Ever since I first became ill I have frequently been advised by doctors to give up my education, right through from my GCSEs and A-levels up until the end of my degree. I was told that it would only make my health worse, and that I wouldn’t get decent grades or even pass. This advice may seem sensible on the surface and for some people it works even when they don’t have any choice in the matter, but I found this guidance difficult to accept from people already with a high level of education and a nice job to boot. I therefore opted to go against what the doctors said, something I would usually be cautious to do; they’re the experts after all.
First and foremost, my academic performance did not suffer significantly as a result of my illness. I passed my GCSEs and A-levels by giving up less important things like attending after-school clubs or workshops out of term time, and when I started university I moved into catered halls of residence so that I wouldn’t have to cook for myself, saving me energy.

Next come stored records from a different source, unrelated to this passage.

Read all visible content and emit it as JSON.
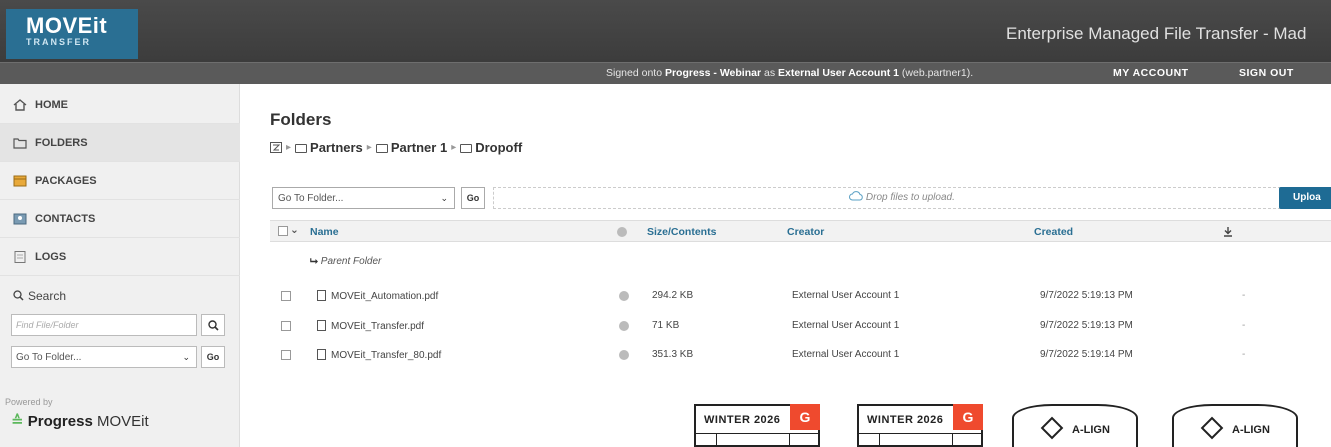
{
  "header": {
    "logo_main": "MOVEit",
    "logo_sub": "TRANSFER",
    "app_title": "Enterprise Managed File Transfer - Mad"
  },
  "userbar": {
    "signed_prefix": "Signed onto ",
    "org": "Progress - Webinar",
    "signed_mid": " as ",
    "user": "External User Account 1",
    "signed_suffix": " (web.partner1).",
    "my_account": "MY ACCOUNT",
    "sign_out": "SIGN OUT"
  },
  "sidebar": {
    "items": [
      {
        "label": "HOME",
        "icon": "home-icon"
      },
      {
        "label": "FOLDERS",
        "icon": "folder-icon"
      },
      {
        "label": "PACKAGES",
        "icon": "package-icon"
      },
      {
        "label": "CONTACTS",
        "icon": "contacts-icon"
      },
      {
        "label": "LOGS",
        "icon": "logs-icon"
      }
    ],
    "search_label": "Search",
    "search_placeholder": "Find File/Folder",
    "goto_value": "Go To Folder...",
    "go_label": "Go",
    "powered_by": "Powered by",
    "brand": "Progress",
    "brand_product": "MOVEit"
  },
  "main": {
    "title": "Folders",
    "breadcrumb": [
      "Partners",
      "Partner 1",
      "Dropoff"
    ],
    "goto_value": "Go To Folder...",
    "go_label": "Go",
    "drop_text": "Drop files to upload.",
    "upload_label": "Uploa",
    "columns": {
      "name": "Name",
      "size": "Size/Contents",
      "creator": "Creator",
      "created": "Created"
    },
    "parent_folder": "Parent Folder",
    "rows": [
      {
        "name": "MOVEit_Automation.pdf",
        "size": "294.2 KB",
        "creator": "External User Account 1",
        "created": "9/7/2022 5:19:13 PM",
        "dl": "-"
      },
      {
        "name": "MOVEit_Transfer.pdf",
        "size": "71 KB",
        "creator": "External User Account 1",
        "created": "9/7/2022 5:19:13 PM",
        "dl": "-"
      },
      {
        "name": "MOVEit_Transfer_80.pdf",
        "size": "351.3 KB",
        "creator": "External User Account 1",
        "created": "9/7/2022 5:19:14 PM",
        "dl": "-"
      }
    ]
  },
  "badges": {
    "g2_1": "WINTER 2026",
    "g2_2": "WINTER 2026",
    "g2_mark": "G",
    "align_1": "A-LIGN",
    "align_2": "A-LIGN"
  },
  "colors": {
    "header": "#3c3c3c",
    "logo": "#2a6f93",
    "link": "#2a6f93",
    "upload": "#1e6b94",
    "g2": "#ef4a2e"
  }
}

I would be lying if I denied the satisfaction I felt by proving the doctors wrong, but in all fairness to my GP, he took it lightly and wished me well.
The doctors were right in that my physical health was worsened by my choices. I had no energy to put into the various therapies that people tried to cure me with, and I had far less rest than the ideal. However, as someone who has always become bored quickly, I found that resting gave me time to brood on my situation and I would very rapidly go from restful to depressed. What my education took from me in terms of physical health I gained as a boost to my mental health, by taking my mind off the situation and giving me a positive to focus on. For me, mental illness has always been harder to cope with than a loss of physical health, as there is so little that can be done to relieve the symptoms once a relapse hits. As a result I threw myself into my work with the force of a hurricane, but burning the candle at both ends drained me of any energy I had so quickly that within days I would be back in bed. It took some time before I perfected the balance between the focus on my education to improve my mental health and the rest I needed to maintain my physical status.

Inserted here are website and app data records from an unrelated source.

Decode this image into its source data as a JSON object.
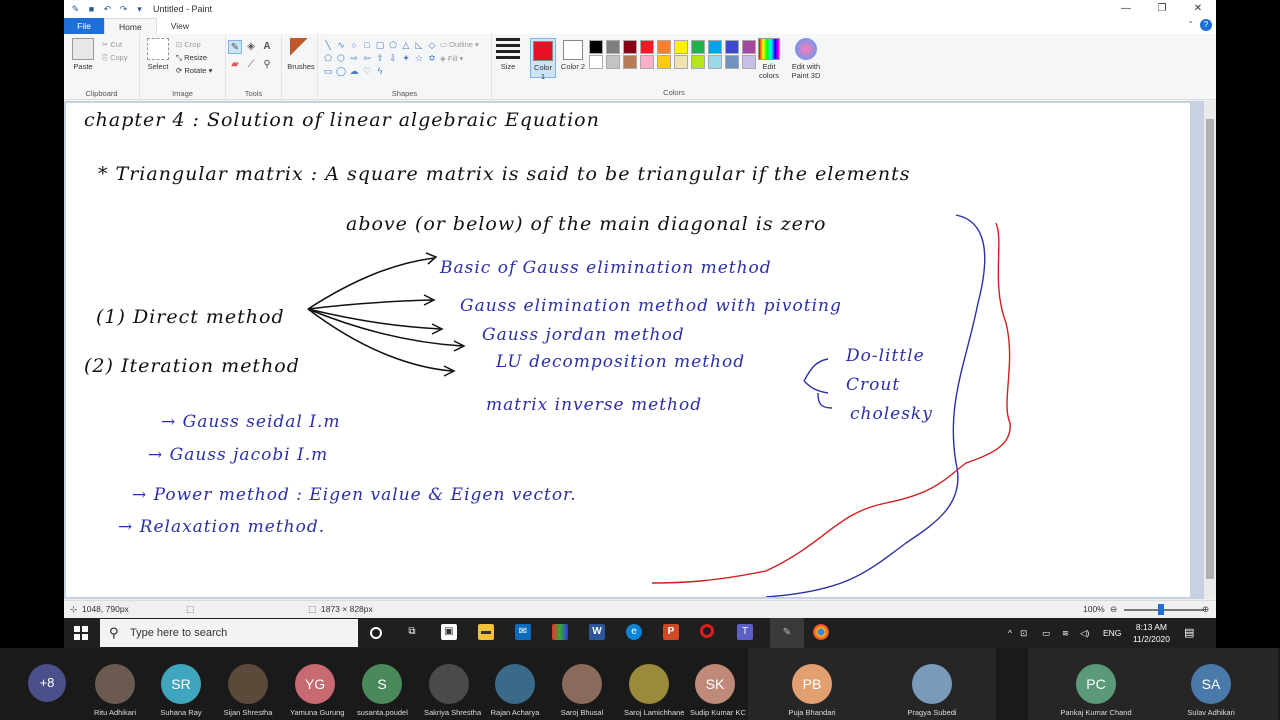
{
  "window": {
    "title": "Untitled - Paint"
  },
  "tabs": {
    "file": "File",
    "home": "Home",
    "view": "View"
  },
  "ribbon": {
    "clipboard": {
      "label": "Clipboard",
      "paste": "Paste",
      "cut": "Cut",
      "copy": "Copy"
    },
    "image": {
      "label": "Image",
      "select": "Select",
      "crop": "Crop",
      "resize": "Resize",
      "rotate": "Rotate"
    },
    "tools": {
      "label": "Tools"
    },
    "brushes": "Brushes",
    "shapes": {
      "label": "Shapes",
      "outline": "Outline",
      "fill": "Fill"
    },
    "size": "Size",
    "color1": "Color 1",
    "color2": "Color 2",
    "colors_label": "Colors",
    "edit_colors": "Edit colors",
    "edit_paint3d": "Edit with Paint 3D",
    "color1_value": "#e81123",
    "color2_value": "#ffffff",
    "palette": [
      "#000000",
      "#7f7f7f",
      "#880015",
      "#ed1c24",
      "#ff7f27",
      "#fff200",
      "#22b14c",
      "#00a2e8",
      "#3f48cc",
      "#a349a4",
      "#ffffff",
      "#c3c3c3",
      "#b97a57",
      "#ffaec9",
      "#ffc90e",
      "#efe4b0",
      "#b5e61d",
      "#99d9ea",
      "#7092be",
      "#c8bfe7"
    ]
  },
  "notes": {
    "title": "chapter 4 : Solution of linear algebraic Equation",
    "tri_def_1": "* Triangular matrix : A square matrix is said to be triangular if the elements",
    "tri_def_2": "above (or below) of the main diagonal is zero",
    "direct": "(1) Direct method",
    "iteration": "(2) Iteration method",
    "m1": "Basic of Gauss elimination method",
    "m2": "Gauss elimination method with pivoting",
    "m3": "Gauss jordan method",
    "m4": "LU decomposition method",
    "m5": "matrix inverse method",
    "lu1": "Do-little",
    "lu2": "Crout",
    "lu3": "cholesky",
    "i1": "→ Gauss seidal I.m",
    "i2": "→ Gauss jacobi I.m",
    "i3": "→ Power method : Eigen value & Eigen vector.",
    "i4": "→ Relaxation method."
  },
  "status": {
    "cursor": "1048, 790px",
    "size": "1873 × 828px",
    "zoom": "100%"
  },
  "taskbar": {
    "search_placeholder": "Type here to search",
    "lang": "ENG",
    "time": "8:13 AM",
    "date": "11/2/2020"
  },
  "participants": {
    "more": "+8",
    "list": [
      {
        "initials": "",
        "name": "Ritu Adhikari",
        "color": "#6a5a50"
      },
      {
        "initials": "SR",
        "name": "Suhana Ray",
        "color": "#3fa6bd"
      },
      {
        "initials": "",
        "name": "Sijan Shrestha",
        "color": "#5a4a3a"
      },
      {
        "initials": "YG",
        "name": "Yamuna Gurung",
        "color": "#c86a72"
      },
      {
        "initials": "S",
        "name": "susanta.poudel",
        "color": "#4a8a5a"
      },
      {
        "initials": "",
        "name": "Sakriya Shrestha",
        "color": "#4a4a4a"
      },
      {
        "initials": "",
        "name": "Rajan Acharya",
        "color": "#3a6a8a"
      },
      {
        "initials": "",
        "name": "Saroj Bhusal",
        "color": "#8a6a5a"
      },
      {
        "initials": "",
        "name": "Saroj Lamichhane",
        "color": "#9a8a3a"
      },
      {
        "initials": "SK",
        "name": "Sudip Kumar KC",
        "color": "#c08a7a"
      },
      {
        "initials": "PB",
        "name": "Puja  Bhandari",
        "color": "#e0a070"
      },
      {
        "initials": "",
        "name": "Pragya Subedi",
        "color": "#7a9aba"
      },
      {
        "initials": "PC",
        "name": "Pankaj Kumar Chand",
        "color": "#5a9a7a"
      },
      {
        "initials": "SA",
        "name": "Sulav Adhikari",
        "color": "#4a7aaa"
      }
    ]
  }
}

There was also one other minor flaw in the medical advice given to me; employers don’t see M.E as a valid excuse to have a weaker education and less work experience than anybody else. There should be allowances for such cases, but then, who would employ somebody that would need lots of time off work due to illness over someone else with a curriculum vitae as long as their arm? Perhaps people like me actually contribute to this problem by falling in line with employer’s expectations, allowing employers to think that if one of us can do it, all of us can. Whatever the case, I decided that obtaining an education was best for me under my own circumstances, particularly because after a certain age even obtaining GCSEs becomes extremely expensive.
Some people seem to think that I’m some kind of badass straight from a movie for going out and getting an education, but the reality is that I used it as a distraction from said reality. The right person could probably make a good argument saying that this was actually an act of cowardice, and I wouldn’t oppose them. Although I did not make my decision to please those who think I’m lazy, it is true that I haven’t exactly stepped out of line with society’s expectations, and the very definition of a badass is someone who defies expectations. Whatever the case I ask people to respect my decision, as education was simply the right path for me, and the decisions of others should not be based on mine.